It cost €40,000 to supplement Riposte for the race on Monday and ever since, the sustained support via the bookmakers, as well as the exit of Secret Gesture from the field, means that Riposte is now 5/2 joint favourite with Epsom Oaks heroine Talent. Yet again, it's an intriguing contest, as you would expect and hope for in an Irish Classic, and although us Irish love dominating, you get the feeling that a victory for Warren Place and Waterford native Tom Queally, would be one of the more popular results of tomorrow's feature.
It's unlikely that the winner of the race will be quite as popular as Vintage Tipple was 10 years ago when he gave Paddy Mullins a memorable Classic success and if you didn't get it by now, only the legendary Mullins has joined O'Brien in sending out an Irish winner of this race in the last 10 years.
O'Brien's three-pronged attack on the race tomorrow sees his son Joseph side with Just Pretending over the unbeaten Venus De Milo, to the bookies at least, that has proved a bit of a surprise.
Just Pretending was no match for Riposte at Royal Ascot and on all known form, it's hard to see how she can turn that around, whereas stable companion Venus De Milo, unraced as a two-year-old, has made up for lost time by winning her two starts to date.
She won her maiden when ridden by Seamie Heffernan at Fairyhouse with Joseph finishing in third on a shorter priced colt, and then won the Oaks Trial At Naas when O'Brien rode odds-on shot Moth. Incidentally, Bunairgead was third behind Venus De Milo at Naas and subsequently she won a listed contest at Roscommon.

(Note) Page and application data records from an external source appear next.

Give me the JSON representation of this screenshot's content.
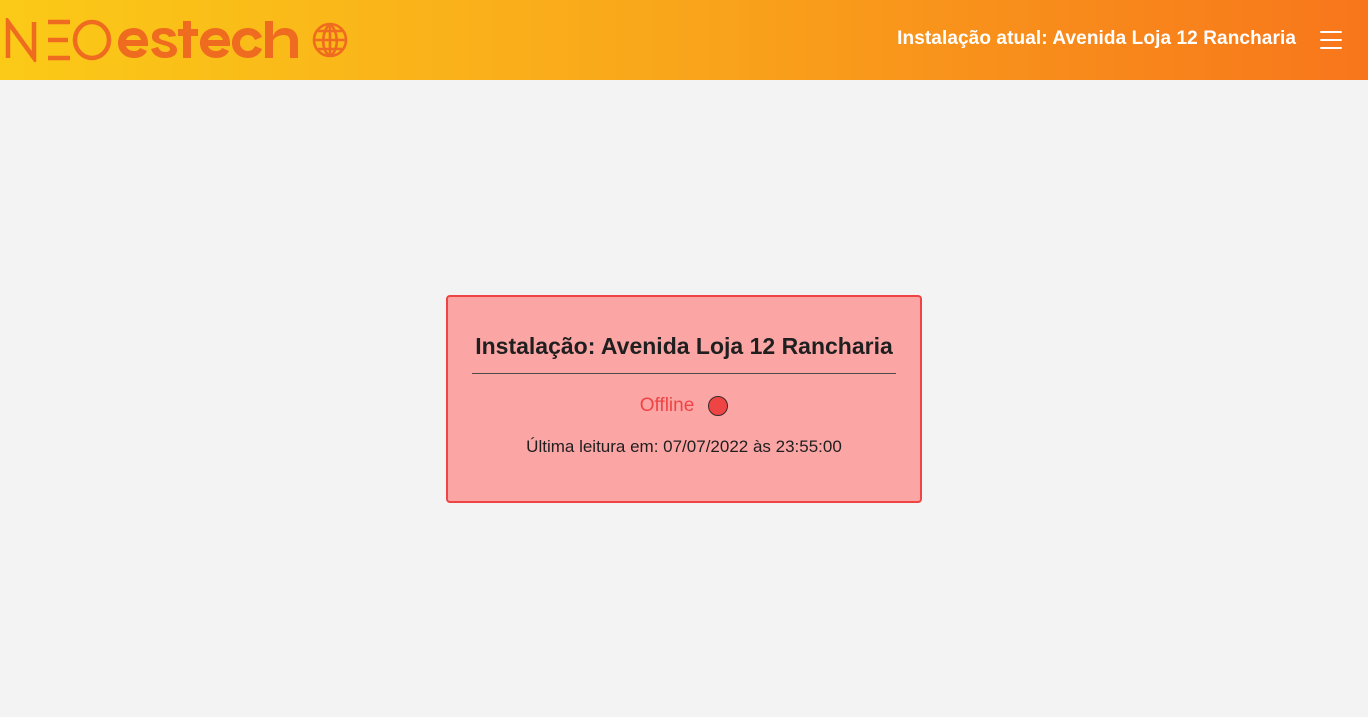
{
  "header": {
    "logo": {
      "brand_part1": "NEO",
      "brand_part2": "estech",
      "icon": "globe-grid-icon"
    },
    "current_installation": "Instalação atual: Avenida Loja 12 Rancharia",
    "menu_icon": "hamburger-menu-icon"
  },
  "card": {
    "title": "Instalação: Avenida Loja 12 Rancharia",
    "status_label": "Offline",
    "status_color": "#ef4444",
    "last_reading": "Última leitura em: 07/07/2022 às 23:55:00"
  },
  "colors": {
    "header_gradient_start": "#fbca17",
    "header_gradient_end": "#f8761b",
    "brand_orange": "#ef6b1f",
    "card_background": "#fca5a5",
    "card_border": "#ef4444",
    "page_background": "#f3f3f3"
  }
}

It will be interesting to see if the O'Brien filly can make the transition to this sort of level at this stage of her career.
In some respects, Venus De Milo goes into tomorrow's race similarly to how Talent went into the Epsom Oaks, albeit Ralph Beckett's filly was a much bigger price on that occasion.
Having won her last two starts, Talent caused a major shock when going on to win at Epsom and beating her more fancied stable companion by three and three parts of a length.
Talent progressed beyond expectations and connections will feel if she turns up in that same type of form, that she will leave the Curragh a dual Oaks winner.
It is Riposte that gets the nod of confidence from this corner however, on the basis that she too is on the upgrade and she couldn't have been more impressive when winning the Ribblesdale and would be a popular victor under the sun on the Curragh plains, with Henry Cecil undoubtedly casting a watchful eye from above.